- True the tread with the Pro-Wheel Shaver XT/Pro-Hub Tool.
- True the inside edge with the Pro-Wheel Shaver XT/Pro-Hub Tool.
- Smooth the tread surface (Pro-Wheel Mandrel & 800-1200 grit wet sandpaper) — just lightly.
- Polish the bore (Pro Bore Polish).
- Lubricate with Max-V-Lube graphite.
Are there any of the kits that would allow me to have extended axle holes and standard slots? Our pack requires the BSA standard slots but allows for extended axles holes as well.
Many of our kits can be equipped with extended holes and slots. Option 9001 adds slots to a kit or block with extended holes.
This works best on the following kits: Wedge and Sports Car. It can be done on the Accelerator and Predator, but the slots would not be useable, and may be a bit unsightly. I do not recommend this option on the Vaccinator or Detonator.
I have purchased the Pro-Body Tool and the Pro-Axle Guide from you. I suppose I am a little confused as to the order I should use them in, or if it is a “use one or the other”.
If you use the Pro-Body tool to pilot the slots, the Pro-Axle Guide is less valuable. It will still work fine, and will simplify installation, but with care you can install axles straight without it.
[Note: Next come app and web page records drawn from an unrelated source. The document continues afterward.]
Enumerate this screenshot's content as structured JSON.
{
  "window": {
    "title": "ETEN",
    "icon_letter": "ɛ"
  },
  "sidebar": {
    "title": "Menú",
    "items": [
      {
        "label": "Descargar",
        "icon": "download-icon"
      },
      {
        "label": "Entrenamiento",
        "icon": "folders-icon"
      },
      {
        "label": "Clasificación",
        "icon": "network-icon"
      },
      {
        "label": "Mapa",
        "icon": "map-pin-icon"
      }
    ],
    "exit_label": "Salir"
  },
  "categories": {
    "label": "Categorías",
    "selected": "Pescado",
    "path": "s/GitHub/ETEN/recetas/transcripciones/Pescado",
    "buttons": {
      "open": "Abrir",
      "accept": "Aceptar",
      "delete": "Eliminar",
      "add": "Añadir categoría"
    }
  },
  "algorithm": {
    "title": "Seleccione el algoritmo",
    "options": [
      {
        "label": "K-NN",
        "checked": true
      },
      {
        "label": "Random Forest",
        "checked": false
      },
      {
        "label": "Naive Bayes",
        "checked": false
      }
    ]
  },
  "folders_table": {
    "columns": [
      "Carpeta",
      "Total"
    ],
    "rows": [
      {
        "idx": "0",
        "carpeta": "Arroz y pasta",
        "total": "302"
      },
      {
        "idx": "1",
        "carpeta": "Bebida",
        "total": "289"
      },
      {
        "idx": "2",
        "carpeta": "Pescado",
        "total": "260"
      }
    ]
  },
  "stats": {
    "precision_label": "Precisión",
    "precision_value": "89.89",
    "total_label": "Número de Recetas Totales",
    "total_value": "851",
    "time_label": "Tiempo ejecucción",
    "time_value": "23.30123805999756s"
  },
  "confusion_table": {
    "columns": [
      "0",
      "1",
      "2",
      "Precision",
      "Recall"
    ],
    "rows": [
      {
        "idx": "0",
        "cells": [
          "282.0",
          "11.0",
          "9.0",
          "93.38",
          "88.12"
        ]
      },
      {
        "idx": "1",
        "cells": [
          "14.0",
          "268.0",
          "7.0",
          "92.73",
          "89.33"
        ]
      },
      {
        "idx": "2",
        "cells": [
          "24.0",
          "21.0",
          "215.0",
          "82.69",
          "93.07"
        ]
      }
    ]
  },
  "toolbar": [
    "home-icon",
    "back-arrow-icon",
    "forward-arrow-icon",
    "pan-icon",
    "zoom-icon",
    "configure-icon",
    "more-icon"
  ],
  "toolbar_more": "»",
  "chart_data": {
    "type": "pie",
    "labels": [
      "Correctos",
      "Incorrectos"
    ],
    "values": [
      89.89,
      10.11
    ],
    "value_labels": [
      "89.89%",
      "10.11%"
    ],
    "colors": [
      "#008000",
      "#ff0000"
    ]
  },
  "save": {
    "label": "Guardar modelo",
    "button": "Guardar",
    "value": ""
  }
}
If you don’t use the Pro-Body Tool to pilot the slots, then the Pro-Axle Guide is really valuable. If you are trying to help a group of kids get their axles mounted, the Pro-Axle Guide is the only way to go.